*REQUIRED WORK*.
Below is a set of records; restate each one word for word.

*DATA EXTRACTS*.
========================

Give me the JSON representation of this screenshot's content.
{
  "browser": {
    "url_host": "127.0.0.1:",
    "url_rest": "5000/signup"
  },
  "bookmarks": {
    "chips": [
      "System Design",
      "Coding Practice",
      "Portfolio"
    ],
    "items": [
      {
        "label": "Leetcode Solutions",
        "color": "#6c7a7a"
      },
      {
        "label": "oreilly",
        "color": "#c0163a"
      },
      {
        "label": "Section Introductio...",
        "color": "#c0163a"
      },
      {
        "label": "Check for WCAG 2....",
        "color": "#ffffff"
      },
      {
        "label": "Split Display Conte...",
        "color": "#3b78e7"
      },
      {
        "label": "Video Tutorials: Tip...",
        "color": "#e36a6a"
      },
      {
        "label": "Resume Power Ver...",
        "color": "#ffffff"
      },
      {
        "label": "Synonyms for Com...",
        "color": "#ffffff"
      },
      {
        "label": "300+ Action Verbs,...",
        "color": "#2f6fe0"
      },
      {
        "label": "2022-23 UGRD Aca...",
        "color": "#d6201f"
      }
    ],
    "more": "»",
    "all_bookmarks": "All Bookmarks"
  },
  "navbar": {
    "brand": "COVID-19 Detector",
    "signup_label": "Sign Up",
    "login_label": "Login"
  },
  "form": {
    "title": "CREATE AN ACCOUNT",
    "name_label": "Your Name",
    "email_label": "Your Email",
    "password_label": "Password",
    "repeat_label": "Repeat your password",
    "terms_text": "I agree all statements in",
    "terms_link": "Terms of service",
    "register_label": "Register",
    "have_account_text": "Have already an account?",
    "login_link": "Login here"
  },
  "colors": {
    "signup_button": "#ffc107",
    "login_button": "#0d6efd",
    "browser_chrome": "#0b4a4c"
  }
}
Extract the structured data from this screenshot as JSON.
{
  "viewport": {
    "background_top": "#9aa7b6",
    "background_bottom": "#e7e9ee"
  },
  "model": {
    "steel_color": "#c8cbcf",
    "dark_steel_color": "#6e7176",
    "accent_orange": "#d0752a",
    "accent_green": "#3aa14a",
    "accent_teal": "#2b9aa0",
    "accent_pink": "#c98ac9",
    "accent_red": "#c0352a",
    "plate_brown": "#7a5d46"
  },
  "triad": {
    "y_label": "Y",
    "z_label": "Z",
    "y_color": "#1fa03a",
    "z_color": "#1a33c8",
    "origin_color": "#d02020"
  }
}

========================

*OUTPUT FOR THIS EXERCISE*.
Give me the JSON representation of this screenshot's content.
{
  "browser": {
    "url_host": "127.0.0.1:",
    "url_rest": "5000/signup"
  },
  "bookmarks": {
    "chips": [
      "System Design",
      "Coding Practice",
      "Portfolio"
    ],
    "items": [
      {
        "label": "Leetcode Solutions",
        "color": "#6c7a7a"
      },
      {
        "label": "oreilly",
        "color": "#c0163a"
      },
      {
        "label": "Section Introductio...",
        "color": "#c0163a"
      },
      {
        "label": "Check for WCAG 2....",
        "color": "#ffffff"
      },
      {
        "label": "Split Display Conte...",
        "color": "#3b78e7"
      },
      {
        "label": "Video Tutorials: Tip...",
        "color": "#e36a6a"
      },
      {
        "label": "Resume Power Ver...",
        "color": "#ffffff"
      },
      {
        "label": "Synonyms for Com...",
        "color": "#ffffff"
      },
      {
        "label": "300+ Action Verbs,...",
        "color": "#2f6fe0"
      },
      {
        "label": "2022-23 UGRD Aca...",
        "color": "#d6201f"
      }
    ],
    "more": "»",
    "all_bookmarks": "All Bookmarks"
  },
  "navbar": {
    "brand": "COVID-19 Detector",
    "signup_label": "Sign Up",
    "login_label": "Login"
  },
  "form": {
    "title": "CREATE AN ACCOUNT",
    "name_label": "Your Name",
    "email_label": "Your Email",
    "password_label": "Password",
    "repeat_label": "Repeat your password",
    "terms_text": "I agree all statements in",
    "terms_link": "Terms of service",
    "register_label": "Register",
    "have_account_text": "Have already an account?",
    "login_link": "Login here"
  },
  "colors": {
    "signup_button": "#ffc107",
    "login_button": "#0d6efd",
    "browser_chrome": "#0b4a4c"
  }
}
Extract the structured data from this screenshot as JSON.
{
  "viewport": {
    "background_top": "#9aa7b6",
    "background_bottom": "#e7e9ee"
  },
  "model": {
    "steel_color": "#c8cbcf",
    "dark_steel_color": "#6e7176",
    "accent_orange": "#d0752a",
    "accent_green": "#3aa14a",
    "accent_teal": "#2b9aa0",
    "accent_pink": "#c98ac9",
    "accent_red": "#c0352a",
    "plate_brown": "#7a5d46"
  },
  "triad": {
    "y_label": "Y",
    "z_label": "Z",
    "y_color": "#1fa03a",
    "z_color": "#1a33c8",
    "origin_color": "#d02020"
  }
}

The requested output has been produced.